(Items from a dataset)
· · · · ·

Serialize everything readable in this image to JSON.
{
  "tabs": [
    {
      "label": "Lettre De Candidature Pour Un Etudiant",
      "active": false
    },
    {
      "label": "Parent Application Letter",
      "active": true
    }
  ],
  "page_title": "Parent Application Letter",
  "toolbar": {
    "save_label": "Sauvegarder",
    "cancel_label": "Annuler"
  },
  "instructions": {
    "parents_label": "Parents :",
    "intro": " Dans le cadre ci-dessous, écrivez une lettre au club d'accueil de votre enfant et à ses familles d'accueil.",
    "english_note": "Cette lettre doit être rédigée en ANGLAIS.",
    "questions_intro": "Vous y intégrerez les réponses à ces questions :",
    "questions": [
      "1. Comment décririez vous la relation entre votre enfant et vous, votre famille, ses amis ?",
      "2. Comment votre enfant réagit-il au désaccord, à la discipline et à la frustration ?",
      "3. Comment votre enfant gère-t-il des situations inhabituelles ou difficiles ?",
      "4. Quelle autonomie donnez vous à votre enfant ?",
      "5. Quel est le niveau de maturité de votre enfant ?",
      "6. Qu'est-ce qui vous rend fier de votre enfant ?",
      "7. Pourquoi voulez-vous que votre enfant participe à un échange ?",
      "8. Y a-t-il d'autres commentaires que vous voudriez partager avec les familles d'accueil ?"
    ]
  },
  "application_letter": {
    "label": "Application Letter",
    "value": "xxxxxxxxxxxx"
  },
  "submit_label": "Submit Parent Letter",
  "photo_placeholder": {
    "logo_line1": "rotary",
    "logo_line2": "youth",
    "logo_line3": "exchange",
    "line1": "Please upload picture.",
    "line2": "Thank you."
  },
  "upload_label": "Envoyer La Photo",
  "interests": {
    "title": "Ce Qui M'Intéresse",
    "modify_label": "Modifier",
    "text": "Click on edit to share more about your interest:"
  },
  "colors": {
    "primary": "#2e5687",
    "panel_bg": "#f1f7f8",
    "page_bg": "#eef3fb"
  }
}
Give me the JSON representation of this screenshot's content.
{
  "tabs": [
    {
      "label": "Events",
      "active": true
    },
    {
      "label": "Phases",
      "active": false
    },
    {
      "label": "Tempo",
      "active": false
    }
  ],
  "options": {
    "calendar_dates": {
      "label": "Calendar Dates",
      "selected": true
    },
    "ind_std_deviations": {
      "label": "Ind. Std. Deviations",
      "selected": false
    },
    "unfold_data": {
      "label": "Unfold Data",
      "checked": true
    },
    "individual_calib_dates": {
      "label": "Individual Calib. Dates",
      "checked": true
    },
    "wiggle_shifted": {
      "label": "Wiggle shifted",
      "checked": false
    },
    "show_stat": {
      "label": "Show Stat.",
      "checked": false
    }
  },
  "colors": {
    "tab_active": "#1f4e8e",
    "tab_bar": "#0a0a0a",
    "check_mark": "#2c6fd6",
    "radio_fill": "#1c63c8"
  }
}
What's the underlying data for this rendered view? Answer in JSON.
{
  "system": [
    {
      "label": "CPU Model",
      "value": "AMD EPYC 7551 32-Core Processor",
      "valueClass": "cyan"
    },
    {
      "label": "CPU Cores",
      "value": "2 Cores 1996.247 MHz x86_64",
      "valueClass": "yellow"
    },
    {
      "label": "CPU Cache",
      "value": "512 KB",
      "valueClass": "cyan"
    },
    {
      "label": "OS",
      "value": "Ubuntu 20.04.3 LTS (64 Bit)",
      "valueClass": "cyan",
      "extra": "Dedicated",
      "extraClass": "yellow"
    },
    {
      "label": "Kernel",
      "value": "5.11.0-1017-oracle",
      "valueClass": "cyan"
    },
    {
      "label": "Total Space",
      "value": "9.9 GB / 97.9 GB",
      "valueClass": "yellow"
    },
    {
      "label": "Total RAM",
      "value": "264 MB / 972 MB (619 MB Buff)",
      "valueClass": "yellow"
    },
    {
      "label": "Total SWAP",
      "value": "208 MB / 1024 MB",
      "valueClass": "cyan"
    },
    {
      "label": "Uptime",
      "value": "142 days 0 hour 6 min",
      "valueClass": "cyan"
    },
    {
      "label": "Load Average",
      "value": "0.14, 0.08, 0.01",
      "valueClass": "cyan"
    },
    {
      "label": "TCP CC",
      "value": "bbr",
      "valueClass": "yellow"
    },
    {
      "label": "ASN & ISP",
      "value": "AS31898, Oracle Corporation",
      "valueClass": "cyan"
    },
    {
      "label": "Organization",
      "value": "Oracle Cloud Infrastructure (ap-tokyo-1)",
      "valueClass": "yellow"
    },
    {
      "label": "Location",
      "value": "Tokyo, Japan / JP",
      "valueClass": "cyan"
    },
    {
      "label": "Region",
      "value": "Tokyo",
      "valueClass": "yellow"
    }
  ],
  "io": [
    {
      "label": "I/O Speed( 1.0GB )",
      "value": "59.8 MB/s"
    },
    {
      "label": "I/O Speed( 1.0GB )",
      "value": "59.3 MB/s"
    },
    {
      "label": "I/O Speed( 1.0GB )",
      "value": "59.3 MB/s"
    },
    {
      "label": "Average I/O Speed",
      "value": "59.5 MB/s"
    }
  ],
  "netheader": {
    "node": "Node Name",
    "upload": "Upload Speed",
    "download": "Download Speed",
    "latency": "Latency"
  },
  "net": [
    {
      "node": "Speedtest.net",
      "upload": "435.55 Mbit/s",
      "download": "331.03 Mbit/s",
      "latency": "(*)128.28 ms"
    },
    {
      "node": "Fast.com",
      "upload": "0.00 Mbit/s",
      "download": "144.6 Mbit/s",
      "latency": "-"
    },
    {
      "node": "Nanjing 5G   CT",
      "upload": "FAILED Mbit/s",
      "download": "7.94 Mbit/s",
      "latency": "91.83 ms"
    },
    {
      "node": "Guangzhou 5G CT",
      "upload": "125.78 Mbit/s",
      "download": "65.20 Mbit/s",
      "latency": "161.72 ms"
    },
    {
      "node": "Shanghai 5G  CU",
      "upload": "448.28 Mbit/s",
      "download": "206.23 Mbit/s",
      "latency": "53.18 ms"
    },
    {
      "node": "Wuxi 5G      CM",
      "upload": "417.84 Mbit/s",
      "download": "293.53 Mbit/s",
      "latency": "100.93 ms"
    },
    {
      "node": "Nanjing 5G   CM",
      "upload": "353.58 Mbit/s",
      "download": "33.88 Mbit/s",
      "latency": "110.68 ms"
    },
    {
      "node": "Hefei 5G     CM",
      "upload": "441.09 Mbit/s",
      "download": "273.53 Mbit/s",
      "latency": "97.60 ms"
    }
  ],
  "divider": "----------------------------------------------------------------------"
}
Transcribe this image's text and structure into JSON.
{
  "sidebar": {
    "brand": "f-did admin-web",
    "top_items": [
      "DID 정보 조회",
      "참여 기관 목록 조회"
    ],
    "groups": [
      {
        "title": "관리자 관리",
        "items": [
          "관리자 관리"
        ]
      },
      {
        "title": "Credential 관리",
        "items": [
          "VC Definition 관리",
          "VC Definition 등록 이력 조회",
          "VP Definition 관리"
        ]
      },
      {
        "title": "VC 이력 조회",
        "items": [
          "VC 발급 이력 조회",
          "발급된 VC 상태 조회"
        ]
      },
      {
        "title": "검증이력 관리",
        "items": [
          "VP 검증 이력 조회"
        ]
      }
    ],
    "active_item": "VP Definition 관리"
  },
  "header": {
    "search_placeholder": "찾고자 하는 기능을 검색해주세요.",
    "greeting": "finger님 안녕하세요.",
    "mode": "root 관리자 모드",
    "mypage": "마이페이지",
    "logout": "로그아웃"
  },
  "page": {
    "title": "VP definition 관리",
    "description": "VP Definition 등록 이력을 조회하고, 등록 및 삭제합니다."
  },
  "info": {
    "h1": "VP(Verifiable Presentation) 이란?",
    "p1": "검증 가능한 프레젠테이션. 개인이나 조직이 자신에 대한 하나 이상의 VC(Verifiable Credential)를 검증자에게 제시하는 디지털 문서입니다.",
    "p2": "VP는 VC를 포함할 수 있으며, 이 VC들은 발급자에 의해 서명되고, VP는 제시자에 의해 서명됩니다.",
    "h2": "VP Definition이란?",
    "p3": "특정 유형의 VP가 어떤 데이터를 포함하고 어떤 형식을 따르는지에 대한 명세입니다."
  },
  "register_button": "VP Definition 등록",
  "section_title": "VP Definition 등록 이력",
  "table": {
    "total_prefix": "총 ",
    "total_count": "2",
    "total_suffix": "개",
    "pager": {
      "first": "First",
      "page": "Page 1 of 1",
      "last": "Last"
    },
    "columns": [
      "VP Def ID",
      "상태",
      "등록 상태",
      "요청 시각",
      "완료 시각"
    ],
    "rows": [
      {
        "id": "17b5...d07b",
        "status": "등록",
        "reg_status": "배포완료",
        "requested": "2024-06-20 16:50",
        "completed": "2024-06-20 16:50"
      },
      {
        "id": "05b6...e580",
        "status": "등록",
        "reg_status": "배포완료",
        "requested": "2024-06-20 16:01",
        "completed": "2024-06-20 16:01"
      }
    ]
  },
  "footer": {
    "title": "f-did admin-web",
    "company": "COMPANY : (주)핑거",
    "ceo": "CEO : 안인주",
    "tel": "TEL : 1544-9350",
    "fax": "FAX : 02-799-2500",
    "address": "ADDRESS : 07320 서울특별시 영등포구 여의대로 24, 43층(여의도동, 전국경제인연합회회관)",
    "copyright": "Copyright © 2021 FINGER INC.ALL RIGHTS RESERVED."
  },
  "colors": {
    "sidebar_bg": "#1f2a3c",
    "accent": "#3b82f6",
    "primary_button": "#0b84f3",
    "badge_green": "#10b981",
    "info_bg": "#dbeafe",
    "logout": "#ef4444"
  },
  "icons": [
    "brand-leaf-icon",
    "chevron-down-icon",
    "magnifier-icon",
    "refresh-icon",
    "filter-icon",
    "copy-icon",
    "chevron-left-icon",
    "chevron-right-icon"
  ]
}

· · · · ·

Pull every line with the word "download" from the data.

    "download": "Download Speed",
      "download": "331.03 Mbit/s",
      "download": "144.6 Mbit/s",
      "download": "7.94 Mbit/s",
      "download": "65.20 Mbit/s",
      "download": "206.23 Mbit/s",
      "download": "293.53 Mbit/s",
      "download": "33.88 Mbit/s",
      "download": "273.53 Mbit/s",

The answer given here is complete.